|International Classification||B23P15/24, B21H7/00, B21H1/06|
|Cooperative Classification||B21H8/005, B23P15/24, B21H1/06|
|European Classification||B21H8/00E, B21H1/06, B23P15/24|
|Feb 1, 1991||AS||Assignment|
Owner name: LADISH CO., INC., A CORP. OF WI, WISCONSIN
Free format text: ASSIGNMENT OF ASSIGNORS INTEREST.;ASSIGNORS:MARTIN, JAMES R.;KUCHMA, JAMES P.;FURRER, DAVID U.;REEL/FRAME:005595/0608
Effective date: 19900131
|Jul 28, 1995||AS||Assignment|
Owner name: GENERAL ELECTRIC CAPITAL CORPORAITON, ILLINOIS
Free format text: ASSIGNMENT OF ASSIGNORS INTEREST;ASSIGNOR:LADISH CO., INC.;REEL/FRAME:007558/0232
Effective date: 19950630
|Sep 25, 1995||FPAY||Fee payment|
Year of fee payment: 4
|Sep 7, 1999||FPAY||Fee payment|
Year of fee payment: 8
|Dec 10, 2003||REMI||Maintenance fee reminder mailed|
|May 26, 2004||LAPS||Lapse for failure to pay maintenance fees|

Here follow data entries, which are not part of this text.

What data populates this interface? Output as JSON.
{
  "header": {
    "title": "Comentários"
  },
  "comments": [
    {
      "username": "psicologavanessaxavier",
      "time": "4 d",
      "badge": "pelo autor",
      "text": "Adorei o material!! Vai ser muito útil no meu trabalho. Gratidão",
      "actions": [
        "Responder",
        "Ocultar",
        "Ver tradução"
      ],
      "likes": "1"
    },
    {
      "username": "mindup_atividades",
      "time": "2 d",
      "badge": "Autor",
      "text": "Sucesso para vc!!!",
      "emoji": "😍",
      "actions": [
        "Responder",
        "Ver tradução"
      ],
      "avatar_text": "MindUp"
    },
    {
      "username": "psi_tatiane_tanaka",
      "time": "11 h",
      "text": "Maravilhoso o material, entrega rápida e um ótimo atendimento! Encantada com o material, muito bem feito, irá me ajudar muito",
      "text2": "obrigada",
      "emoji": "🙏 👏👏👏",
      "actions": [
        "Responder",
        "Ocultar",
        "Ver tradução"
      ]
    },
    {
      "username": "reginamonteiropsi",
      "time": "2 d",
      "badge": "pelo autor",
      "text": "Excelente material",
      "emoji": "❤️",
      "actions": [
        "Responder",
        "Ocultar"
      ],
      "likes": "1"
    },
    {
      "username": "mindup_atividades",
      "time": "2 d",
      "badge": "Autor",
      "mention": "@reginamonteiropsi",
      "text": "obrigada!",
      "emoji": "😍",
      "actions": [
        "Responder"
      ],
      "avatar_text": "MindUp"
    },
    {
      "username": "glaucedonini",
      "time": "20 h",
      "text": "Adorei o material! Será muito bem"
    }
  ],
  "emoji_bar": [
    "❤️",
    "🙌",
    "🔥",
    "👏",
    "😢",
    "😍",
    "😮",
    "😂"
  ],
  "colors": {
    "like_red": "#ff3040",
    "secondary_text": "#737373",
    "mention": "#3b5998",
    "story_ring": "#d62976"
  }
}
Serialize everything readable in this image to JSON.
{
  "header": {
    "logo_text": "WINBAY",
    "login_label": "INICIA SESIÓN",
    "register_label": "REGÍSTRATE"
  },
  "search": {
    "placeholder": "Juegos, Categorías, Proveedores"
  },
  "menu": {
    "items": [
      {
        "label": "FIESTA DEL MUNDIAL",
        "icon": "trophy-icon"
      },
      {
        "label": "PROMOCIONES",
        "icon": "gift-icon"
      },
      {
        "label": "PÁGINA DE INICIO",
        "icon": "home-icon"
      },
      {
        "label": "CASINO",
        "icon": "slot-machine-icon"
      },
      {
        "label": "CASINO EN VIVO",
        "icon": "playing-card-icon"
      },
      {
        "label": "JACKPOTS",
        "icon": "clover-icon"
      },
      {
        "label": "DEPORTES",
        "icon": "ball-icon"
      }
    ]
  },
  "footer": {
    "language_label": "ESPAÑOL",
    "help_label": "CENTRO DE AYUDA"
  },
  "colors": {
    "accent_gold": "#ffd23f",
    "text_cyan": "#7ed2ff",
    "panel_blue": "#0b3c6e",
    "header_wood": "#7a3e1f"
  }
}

|Jul 20, 2004||FP||Expired due to failure to pay maintenance fee|
Effective date: 20040526